    Now, I tended to keep my own views to myself, so I rarely took fire from these teachers and profs who controlled my destiny. Actually I did take a lot of fire from them in the long run.

    In this light, "we" is correct. There's your logic which is shared by just about all of the people that you respect, and then there's a facade of political cult logic, which has Faux News to back it.

    I was getting a quote yesterday at a plumbing supply place. The shop sells plenty of black pipe, and one of the employees decided to call a black pipe an Obama pipe. None of the other employees bothered to challenge the first employee's statement. I got my quote and left. They just lost themselves a $1000 sale.

    I mention this because I think that Donald Trump's victory may have emboldened a percentage of people to be racially insensitive. It's like they're trying to form some loose kind of white people's club.

    --Anonymous as usual,
    Paul Klinkman

  2. To wit, with emphasis on second paragraph:

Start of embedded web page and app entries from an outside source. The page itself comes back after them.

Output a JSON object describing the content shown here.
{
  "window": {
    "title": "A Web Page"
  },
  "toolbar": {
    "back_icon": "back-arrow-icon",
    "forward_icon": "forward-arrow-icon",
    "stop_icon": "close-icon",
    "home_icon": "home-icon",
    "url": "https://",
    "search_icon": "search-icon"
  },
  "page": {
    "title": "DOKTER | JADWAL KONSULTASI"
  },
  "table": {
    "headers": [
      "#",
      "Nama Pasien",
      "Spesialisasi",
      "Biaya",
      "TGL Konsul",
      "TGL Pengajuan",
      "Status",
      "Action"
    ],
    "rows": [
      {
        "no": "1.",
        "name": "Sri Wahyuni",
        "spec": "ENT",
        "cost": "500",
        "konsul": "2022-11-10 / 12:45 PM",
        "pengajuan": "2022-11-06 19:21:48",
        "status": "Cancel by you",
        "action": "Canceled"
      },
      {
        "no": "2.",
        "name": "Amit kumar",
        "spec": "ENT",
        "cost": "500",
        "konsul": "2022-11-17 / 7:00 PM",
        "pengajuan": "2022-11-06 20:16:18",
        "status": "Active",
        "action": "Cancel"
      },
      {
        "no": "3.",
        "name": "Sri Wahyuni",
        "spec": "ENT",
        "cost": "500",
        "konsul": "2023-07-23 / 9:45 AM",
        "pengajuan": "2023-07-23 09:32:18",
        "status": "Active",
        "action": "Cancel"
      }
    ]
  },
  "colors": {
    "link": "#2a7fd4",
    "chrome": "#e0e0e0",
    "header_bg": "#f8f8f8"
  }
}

    "“I want to live in a #CountryOfKindness where #LoveTrumpsHate,” Lady Gaga wrote on Twitter the day after the election. She added a photo of herself at a protest outside Trump Tower in Manhattan, where she had climbed onto a truck in a strapless black jumpsuit and raised a pro-Clinton sign.

    While the angry tweets, therapeutic Instagram testimonials and fiery speeches may comfort their fans, these left-leaning celebrities are also inadvertently energizing the opposition. Conservative news outlets — most notably Breitbart News Network, the right-wing populist enclave — are perfecting the art of sapping Democratic stars’ name recognition and repurposing their words and actions into pro-Trump material. The enormous reach that celebrities enjoy, and the privileged bubble they live in, is wielded against them here, refashioned as evidence of the outsize control that the rich and famous have over regular Americans."